Assuming that the amount of back-scroll is only a single click of the scroll-wheel and not half-way up or down the page, then what you describe is typical of wheel-mice, especially older ones.
If you open a wheel-mouse and look at how the scroll-wheel mechanism works, you’ll see that it has a series of bumps inside the wheel and a spring that presses against the bumps to cause the click-y feeling. Moreover, you’ll notice a series of thin slits on the face of the wheel through which a small beam of infrared light passes, and the mouse detects the interruptions as the wheel rotating.
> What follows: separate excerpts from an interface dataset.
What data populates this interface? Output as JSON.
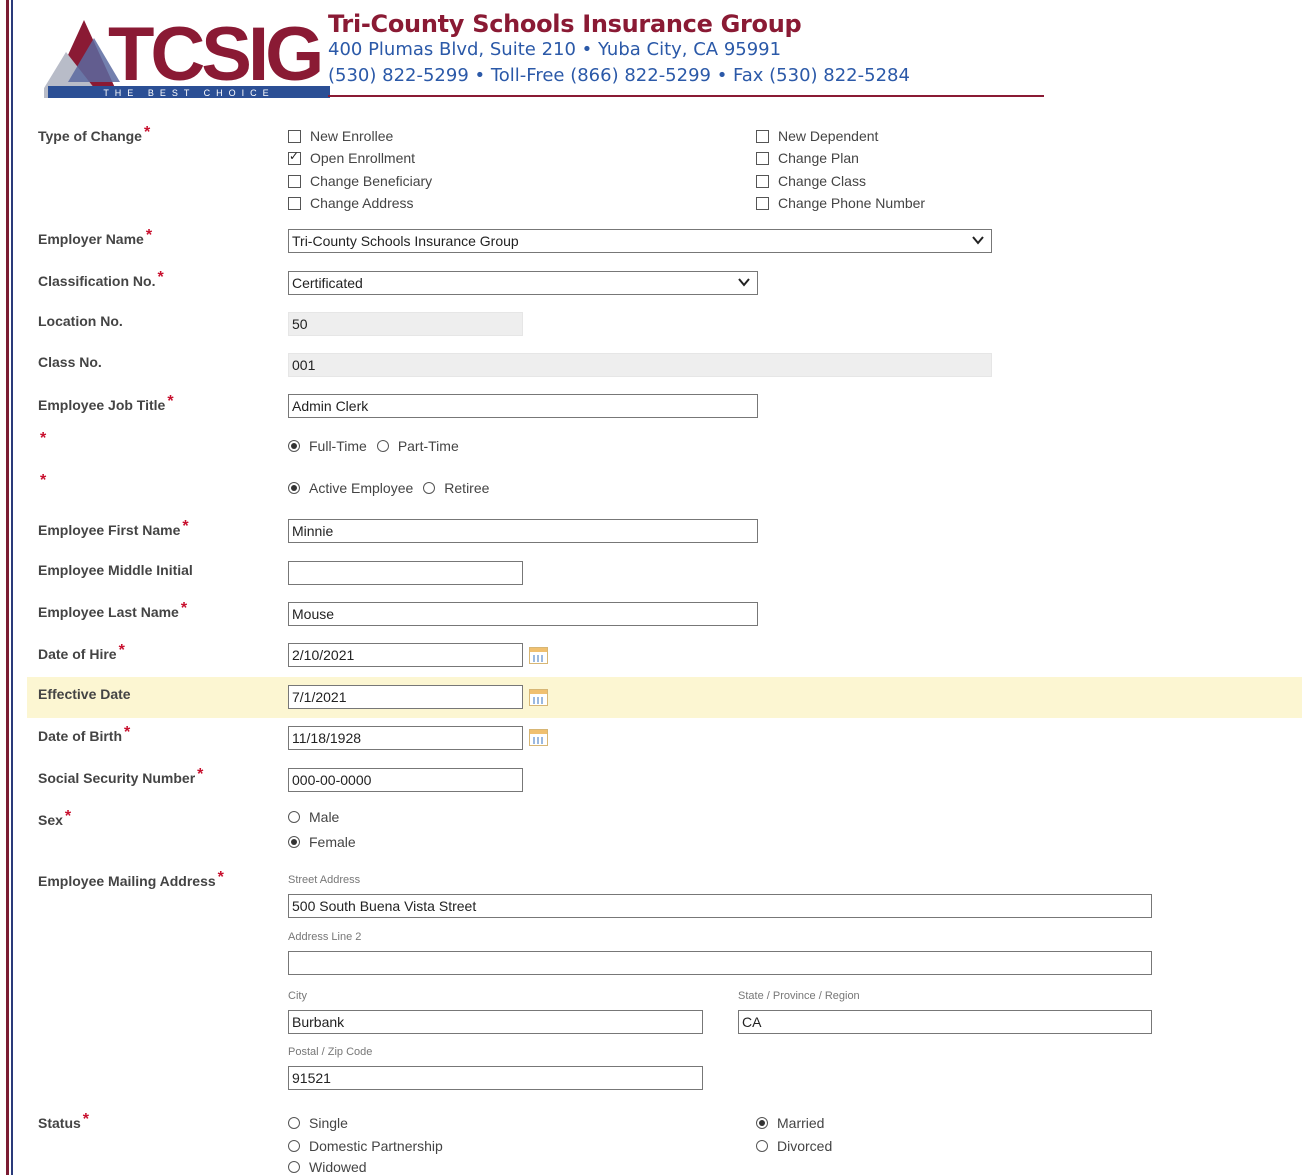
{
  "header": {
    "logo_text": "TCSIG",
    "logo_tagline": "THE BEST CHOICE",
    "org_name": "Tri-County Schools Insurance Group",
    "address": "400 Plumas Blvd, Suite 210  •  Yuba City, CA 95991",
    "phones": "(530) 822-5299  •  Toll-Free (866) 822-5299  •  Fax (530) 822-5284"
  },
  "required_mark": "*",
  "type_of_change": {
    "label": "Type of Change",
    "options": [
      {
        "label": "New Enrollee",
        "checked": false
      },
      {
        "label": "Open Enrollment",
        "checked": true
      },
      {
        "label": "Change Beneficiary",
        "checked": false
      },
      {
        "label": "Change Address",
        "checked": false
      },
      {
        "label": "New Dependent",
        "checked": false
      },
      {
        "label": "Change Plan",
        "checked": false
      },
      {
        "label": "Change Class",
        "checked": false
      },
      {
        "label": "Change Phone Number",
        "checked": false
      }
    ]
  },
  "employer_name": {
    "label": "Employer Name",
    "value": "Tri-County Schools Insurance Group"
  },
  "classification": {
    "label": "Classification No.",
    "value": "Certificated"
  },
  "location": {
    "label": "Location No.",
    "value": "50"
  },
  "class_no": {
    "label": "Class No.",
    "value": "001"
  },
  "job_title": {
    "label": "Employee Job Title",
    "value": "Admin Clerk"
  },
  "work_type": {
    "options": [
      {
        "label": "Full-Time",
        "checked": true
      },
      {
        "label": "Part-Time",
        "checked": false
      }
    ]
  },
  "employee_type": {
    "options": [
      {
        "label": "Active Employee",
        "checked": true
      },
      {
        "label": "Retiree",
        "checked": false
      }
    ]
  },
  "first_name": {
    "label": "Employee First Name",
    "value": "Minnie"
  },
  "middle_initial": {
    "label": "Employee Middle Initial",
    "value": ""
  },
  "last_name": {
    "label": "Employee Last Name",
    "value": "Mouse"
  },
  "date_of_hire": {
    "label": "Date of Hire",
    "value": "2/10/2021"
  },
  "effective_date": {
    "label": "Effective Date",
    "value": "7/1/2021"
  },
  "date_of_birth": {
    "label": "Date of Birth",
    "value": "11/18/1928"
  },
  "ssn": {
    "label": "Social Security Number",
    "value": "000-00-0000"
  },
  "sex": {
    "label": "Sex",
    "options": [
      {
        "label": "Male",
        "checked": false
      },
      {
        "label": "Female",
        "checked": true
      }
    ]
  },
  "mailing_address": {
    "label": "Employee Mailing Address",
    "street_label": "Street Address",
    "street": "500 South Buena Vista Street",
    "line2_label": "Address Line 2",
    "line2": "",
    "city_label": "City",
    "city": "Burbank",
    "state_label": "State / Province / Region",
    "state": "CA",
    "zip_label": "Postal / Zip Code",
    "zip": "91521"
  },
  "status": {
    "label": "Status",
    "options": [
      {
        "label": "Single",
        "checked": false
      },
      {
        "label": "Domestic Partnership",
        "checked": false
      },
      {
        "label": "Widowed",
        "checked": false
      },
      {
        "label": "Married",
        "checked": true
      },
      {
        "label": "Divorced",
        "checked": false
      }
    ]
  },
  "colors": {
    "brand_maroon": "#8a1a34",
    "brand_blue": "#2b59a8",
    "required": "#c8102e",
    "highlight": "#fcf6d2"
  }
}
The problem is that the bumps inside the wheel (“resting positions”) are not always perfectly aligned with the slits. This can be exacerbated with age due to wear. As such, when the wheel is rotated, the mouse things it has stopped scrolling, but when you release the wheel, it settles in the bump, causing a slight rotation forward or backward.
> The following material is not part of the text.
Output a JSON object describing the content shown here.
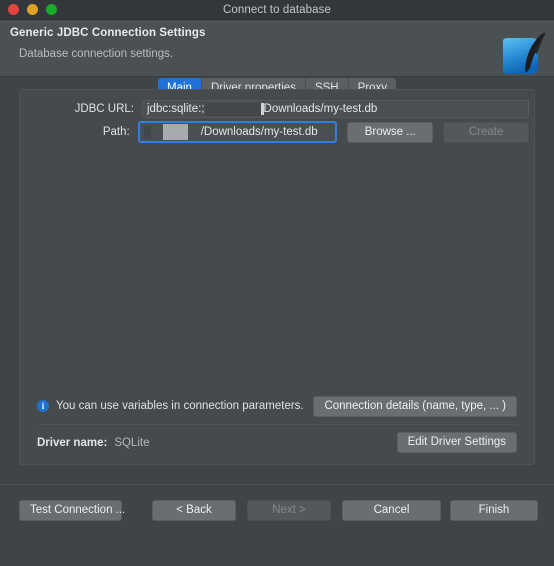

There’s not a whole lot that can be done about it, but one option is to open the mouse and remove the spring altogether (the one with an end inside the wheel, not the one holding the wheel up). Personally, I find it better because then the mouse has no clicking at all and feels smoother. In fact, it is quite desirable because excessive clicking with some mice can create a big headache due to all the vibrations. The problem of course is that if the wheel is too loose, then it may spin too freely and cause its own erratic scrolling issue.